In email exchanges with friends and fellow parents, I edited my mother’s quote to reflect how I feel about the sex education debate.

“Be careful whom you let inside your house.”

When someone, anyone, tells my daughter that her mother will hate her if she’s promiscuous, then he or she has invaded my house.

When someone, anyone, threatens to derail my daughter’s scholastic opportunities and goals, then he or she has invaded my house.

When someone, anyone, informs my daughter that she’s a sinner for x, y, or z, then he or she has invaded my house.

When someone, anyone, hands out birth control on the sidewalk or in a parking lot — even if my daughter waves it off or accepts it without comment – then he or she has invaded my house.

And he or she isn’t welcome here.  This is my domain as a mother, and I’m fiercely protective of it. There are a select few topics that I believe have no part in our children’s public education because it’s an invasion of the house. I’m not screaming in support of one side or the other of any debate.  You won’t find my views in this blog, aside from my frustration with the lack of discretion in this world.  Restraint is a lost art. Modesty is something we don’t witness anymore.  Not in our behaviors and not in our communication.

Should we have uncomfortable conversations with our children? Absolutely.  Are there parents who let their kids figure out these delicate yet serious issues on their own? Of course.  Should someone step in to help those young men and women who feel they can’t “go home” for guidance or support?  Yes.  But there’s a limit to everything.  There should be an internal boundary that reminds outsiders of how far they can go with other people’s kids.

It should come as no surprise that I am every bit as stern as my own mother.  At times, I hated her for it.  Sitting here today, I wish I could thank her. She guarded our house.  She taught me to be careful with whom I let inside my head…and ultimately, inside my heart.
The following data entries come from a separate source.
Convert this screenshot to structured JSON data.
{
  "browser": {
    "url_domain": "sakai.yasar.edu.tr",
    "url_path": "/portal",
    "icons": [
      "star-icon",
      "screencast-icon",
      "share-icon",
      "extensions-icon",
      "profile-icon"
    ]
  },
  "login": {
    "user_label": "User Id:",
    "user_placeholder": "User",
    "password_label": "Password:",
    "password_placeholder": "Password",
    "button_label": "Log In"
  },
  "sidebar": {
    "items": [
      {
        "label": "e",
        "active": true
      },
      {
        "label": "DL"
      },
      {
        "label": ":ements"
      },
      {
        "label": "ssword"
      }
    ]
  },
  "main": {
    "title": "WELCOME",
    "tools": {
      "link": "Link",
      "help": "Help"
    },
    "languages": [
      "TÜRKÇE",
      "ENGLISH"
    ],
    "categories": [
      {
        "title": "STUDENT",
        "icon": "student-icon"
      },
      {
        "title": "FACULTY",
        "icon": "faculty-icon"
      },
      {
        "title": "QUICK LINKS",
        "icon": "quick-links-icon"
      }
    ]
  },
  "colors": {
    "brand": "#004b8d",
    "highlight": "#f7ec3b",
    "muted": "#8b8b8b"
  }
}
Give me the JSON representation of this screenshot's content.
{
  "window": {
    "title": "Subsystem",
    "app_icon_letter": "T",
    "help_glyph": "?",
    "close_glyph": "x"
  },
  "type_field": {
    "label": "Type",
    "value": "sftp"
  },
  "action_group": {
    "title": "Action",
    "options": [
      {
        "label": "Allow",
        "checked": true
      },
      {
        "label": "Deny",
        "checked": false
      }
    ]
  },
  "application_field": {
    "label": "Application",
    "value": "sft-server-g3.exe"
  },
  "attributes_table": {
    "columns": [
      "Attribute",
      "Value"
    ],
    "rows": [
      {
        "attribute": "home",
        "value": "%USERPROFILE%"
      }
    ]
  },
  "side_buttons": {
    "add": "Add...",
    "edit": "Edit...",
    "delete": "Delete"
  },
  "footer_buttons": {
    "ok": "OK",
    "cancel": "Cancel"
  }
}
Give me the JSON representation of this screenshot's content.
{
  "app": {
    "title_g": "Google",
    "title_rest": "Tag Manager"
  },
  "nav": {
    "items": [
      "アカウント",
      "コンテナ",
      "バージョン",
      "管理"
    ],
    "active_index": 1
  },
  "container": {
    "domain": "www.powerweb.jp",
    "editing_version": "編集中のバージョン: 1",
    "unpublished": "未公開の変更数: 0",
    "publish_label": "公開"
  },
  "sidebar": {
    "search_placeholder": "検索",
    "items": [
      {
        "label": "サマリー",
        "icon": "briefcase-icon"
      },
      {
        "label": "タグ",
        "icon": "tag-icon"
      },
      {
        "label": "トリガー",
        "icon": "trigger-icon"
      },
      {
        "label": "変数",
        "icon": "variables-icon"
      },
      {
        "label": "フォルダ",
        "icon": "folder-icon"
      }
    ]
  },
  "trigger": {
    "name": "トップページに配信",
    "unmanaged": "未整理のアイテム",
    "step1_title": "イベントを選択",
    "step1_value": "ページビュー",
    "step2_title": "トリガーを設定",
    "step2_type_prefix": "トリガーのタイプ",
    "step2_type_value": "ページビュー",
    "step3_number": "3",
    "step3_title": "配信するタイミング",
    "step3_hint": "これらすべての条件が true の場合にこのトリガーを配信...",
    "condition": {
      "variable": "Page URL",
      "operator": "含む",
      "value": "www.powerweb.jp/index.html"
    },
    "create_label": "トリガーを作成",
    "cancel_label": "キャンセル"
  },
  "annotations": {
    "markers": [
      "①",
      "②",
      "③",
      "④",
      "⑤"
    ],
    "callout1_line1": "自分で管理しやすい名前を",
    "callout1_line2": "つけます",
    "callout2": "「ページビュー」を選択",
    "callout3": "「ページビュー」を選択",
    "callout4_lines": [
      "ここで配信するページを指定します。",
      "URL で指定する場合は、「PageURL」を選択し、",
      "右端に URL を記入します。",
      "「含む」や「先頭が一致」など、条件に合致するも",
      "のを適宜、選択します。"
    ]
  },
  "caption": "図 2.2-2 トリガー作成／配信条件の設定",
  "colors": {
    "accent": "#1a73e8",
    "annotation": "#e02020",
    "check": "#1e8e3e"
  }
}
So with this call for modesty and discretion, I also ask for a return to the principles of basic etiquette. We need to memorize the rules of gracious behavior and practice them religiously. No one should ever pay a visit to someone’s home without calling ahead. Not only may it be inconvenient, but it’s downright rude.